Glazes high in glass former (SiO2, B2O3) are glossy. Those high in Al2O3 tend to be matte. Fluid glazes can crystallize to a matte surface if cooled slowly or a glossy surface if cooled quickly. The SiO2:Al2O3 ratio is taken as a general indicator of glaze gloss, ratios of more than 8:1 are likely to be glossy.
Salt glaze, in ceramics, a glaze having the texture of orange peel, formed on stoneware by throwing common salt into the kiln at the peak temperature. Sodium from the salt combines with silica in the clay to form a glassy coating of sodium silicate.
If ceramics are baked for long enough at hot enough temperatures, they may still be safe, but if not, the lead can leach into food and cause lead poisoning. Acidic food or drink is especially likely to cause lead to leach out of ceramics, unfortunately for coffee drinkers with favorite earthenware mugs.
A glaze label marked "lead-safe" means that the finished ware, if fired properly, will not release lead into food or drink. The actual glaze is still hazardous to handle and fire and may contain lead. ... Antimony, barium, cobalt, lead, lithium, manganese, and vanadium colorant compounds are highly toxic by inhalation.
Thus it is perfectly safe to eat from pottery and china bearing uranium glazes; the amount of uranium that one might ingest, even if high-acidity foods are eaten, is trivial.
Sodium from the salt reacts with silica in the clay body to form a glassy coating of sodium silicate. The glaze may be colourless or may be coloured various shades of brown (from iron oxide), blue (from cobalt oxide), or purple (from manganese oxide).

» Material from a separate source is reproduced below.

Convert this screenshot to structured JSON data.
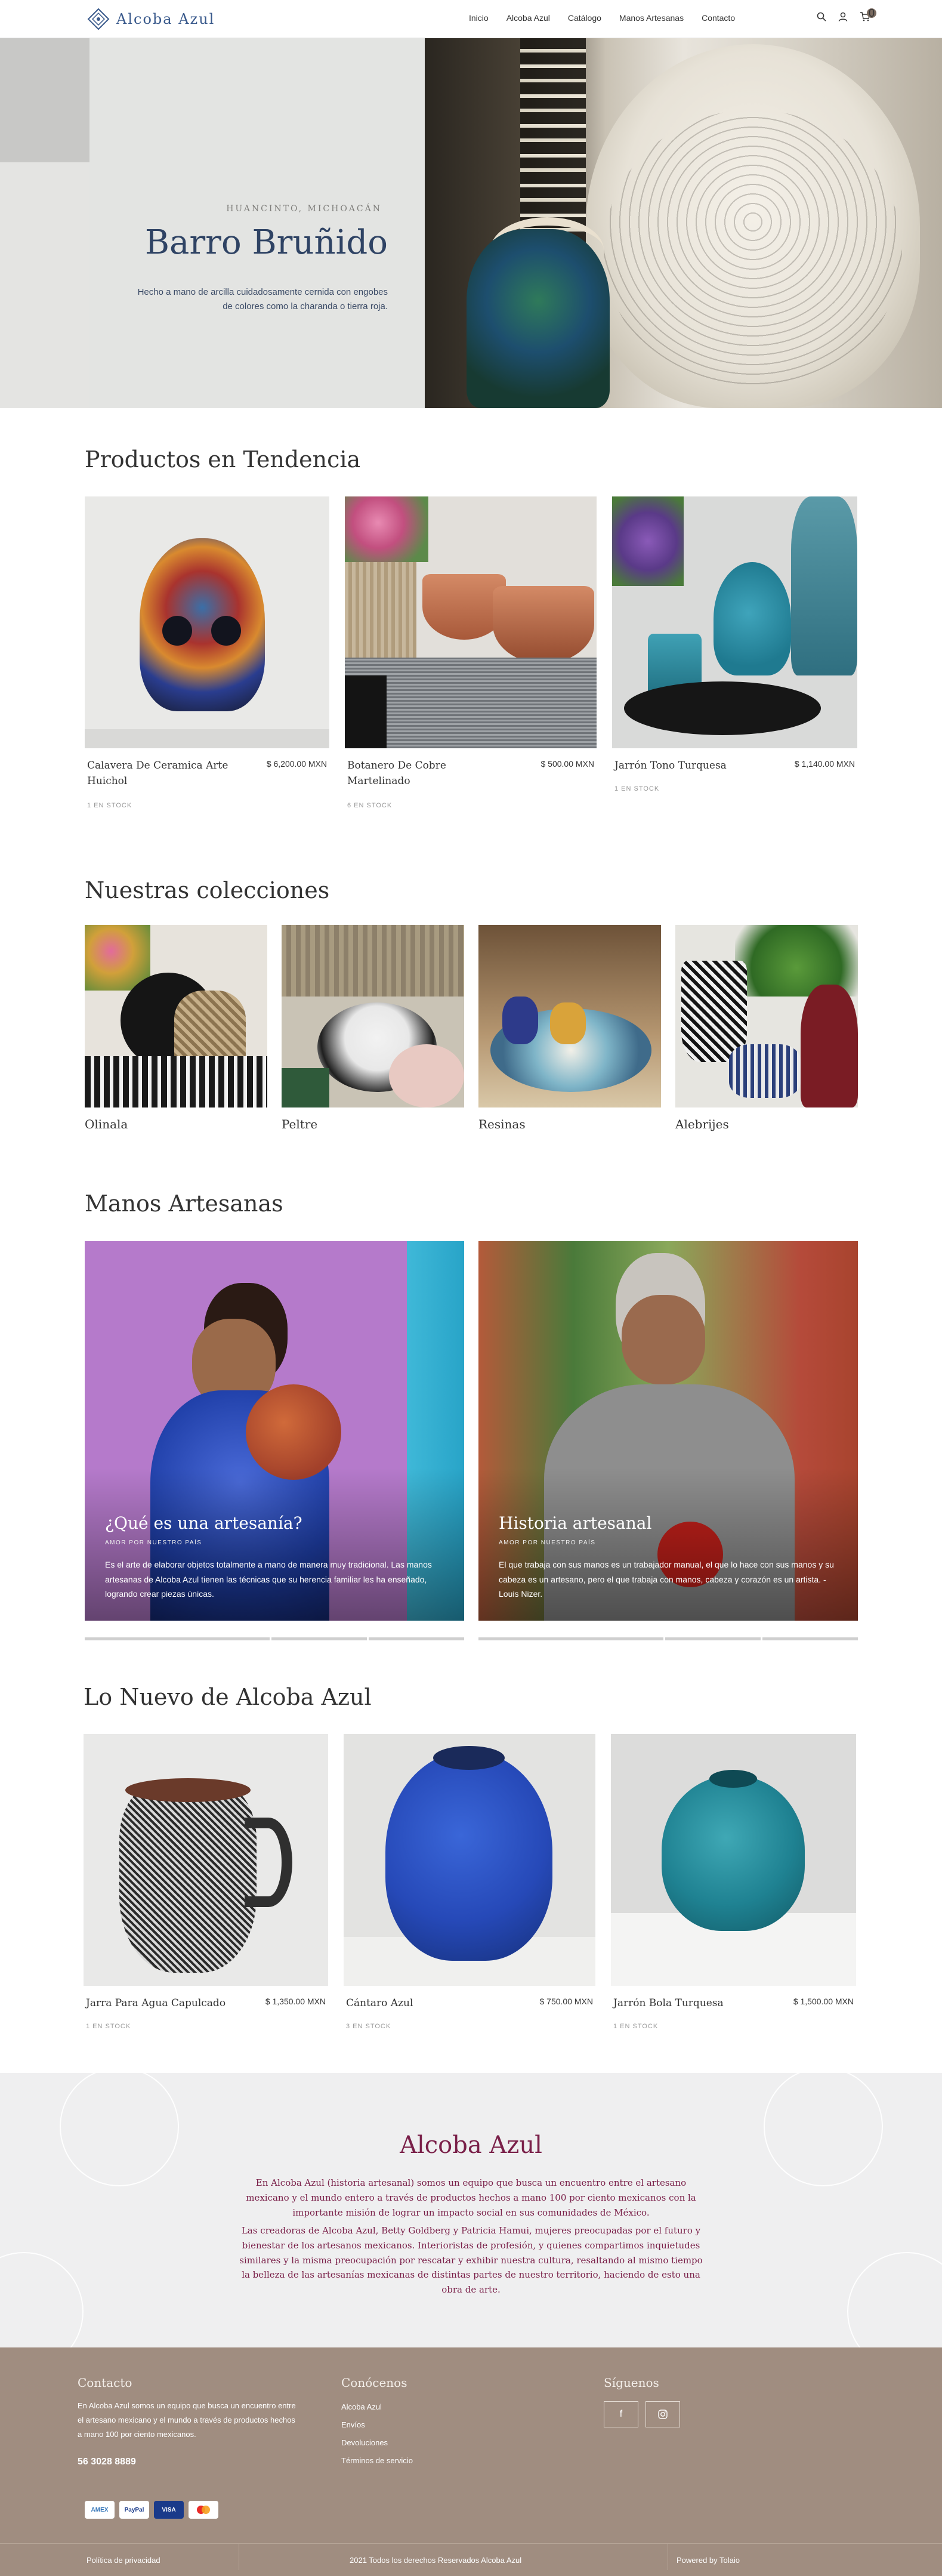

Understanding glaze structure isn't hard. Ceramic glazes consist of three main components: glass formers, fluxes, and refractories.

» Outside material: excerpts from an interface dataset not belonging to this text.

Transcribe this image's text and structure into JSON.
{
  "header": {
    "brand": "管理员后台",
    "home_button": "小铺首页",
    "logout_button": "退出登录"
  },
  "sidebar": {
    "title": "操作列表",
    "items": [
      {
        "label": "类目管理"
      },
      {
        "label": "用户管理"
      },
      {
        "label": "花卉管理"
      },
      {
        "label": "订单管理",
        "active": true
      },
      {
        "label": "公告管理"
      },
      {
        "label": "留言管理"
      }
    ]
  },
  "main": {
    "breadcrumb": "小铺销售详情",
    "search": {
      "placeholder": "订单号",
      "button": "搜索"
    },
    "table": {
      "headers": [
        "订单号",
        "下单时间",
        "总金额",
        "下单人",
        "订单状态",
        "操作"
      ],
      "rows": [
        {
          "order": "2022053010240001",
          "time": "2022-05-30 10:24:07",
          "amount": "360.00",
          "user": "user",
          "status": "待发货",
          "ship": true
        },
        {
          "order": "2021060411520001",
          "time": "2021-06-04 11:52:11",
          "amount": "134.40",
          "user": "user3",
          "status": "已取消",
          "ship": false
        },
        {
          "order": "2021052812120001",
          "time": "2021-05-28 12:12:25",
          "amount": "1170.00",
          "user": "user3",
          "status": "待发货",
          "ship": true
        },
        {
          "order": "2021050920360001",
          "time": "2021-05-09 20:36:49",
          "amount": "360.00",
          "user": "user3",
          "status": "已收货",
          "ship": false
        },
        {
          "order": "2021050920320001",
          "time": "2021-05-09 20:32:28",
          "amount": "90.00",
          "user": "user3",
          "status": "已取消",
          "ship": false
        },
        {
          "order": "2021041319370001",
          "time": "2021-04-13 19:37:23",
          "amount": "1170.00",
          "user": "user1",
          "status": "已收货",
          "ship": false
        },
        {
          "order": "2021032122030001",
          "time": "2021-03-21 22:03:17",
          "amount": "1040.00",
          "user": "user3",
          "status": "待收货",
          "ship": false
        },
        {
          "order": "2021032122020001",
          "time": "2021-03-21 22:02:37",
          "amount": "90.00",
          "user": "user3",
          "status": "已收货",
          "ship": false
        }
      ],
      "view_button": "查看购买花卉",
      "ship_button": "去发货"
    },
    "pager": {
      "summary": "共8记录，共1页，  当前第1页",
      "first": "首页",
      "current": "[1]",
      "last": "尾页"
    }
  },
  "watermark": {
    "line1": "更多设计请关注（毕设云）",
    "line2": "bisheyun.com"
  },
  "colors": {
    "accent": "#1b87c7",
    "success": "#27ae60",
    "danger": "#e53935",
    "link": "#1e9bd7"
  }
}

Disadvantages are that colors are limited, usually the brown or gray of the stoneware clay, and kiln damage. The sodium ions are not picky; they attack the kiln bricks (which are made of clay, of course) just as easily as the clay surfaces of the pottery.
Raw materials of ceramic glazes generally include silica, which will be the main glass former. Various metal oxides, such as sodium, potassium, and calcium, act as flux and therefore lower the melting temperature. Alumina, often derived from clay, stiffens the molten glaze to prevent it from running off the piece.
Details. Salt firing is a process where unglazed ware is fired to high temperatures and salt fumes are introduced into the kiln chamber (normally by a spray in the burner ports). The sodium in the salt forms a vapour cloud in the kiln. ... Salt glazed ware typically has distinctive marbled and variegated surface effects.
Collectively, antique stoneware crock values range from $500 to $400,000. However, actual antique crock selling prices depend on whether the crock has the iconic cobalt blue design.
Since any ceramic, porcelain or china mugs can contain lead or cadmium from their glaze, I like the mugs that are made of glass. ... Therefore, avoid glasses with paints and decorations and go for the plain, clear glass material. I have listed non toxic glass mugs below. Some mugs are made of borosilicate glass.
To test a glaze's acid resistance, squeeze a lemon wedge onto a horizontal, glazed surface. Changes in the glaze color indicate that acids from foods can leach materials from the glaze, and that it is not food safe.
So, is pottery microwave safe? Most pottery is microwave safe. If you heat it up in the microwave, nothing will happen. It might get a bit warm, but it will stay intact and will cause zero harm to the food.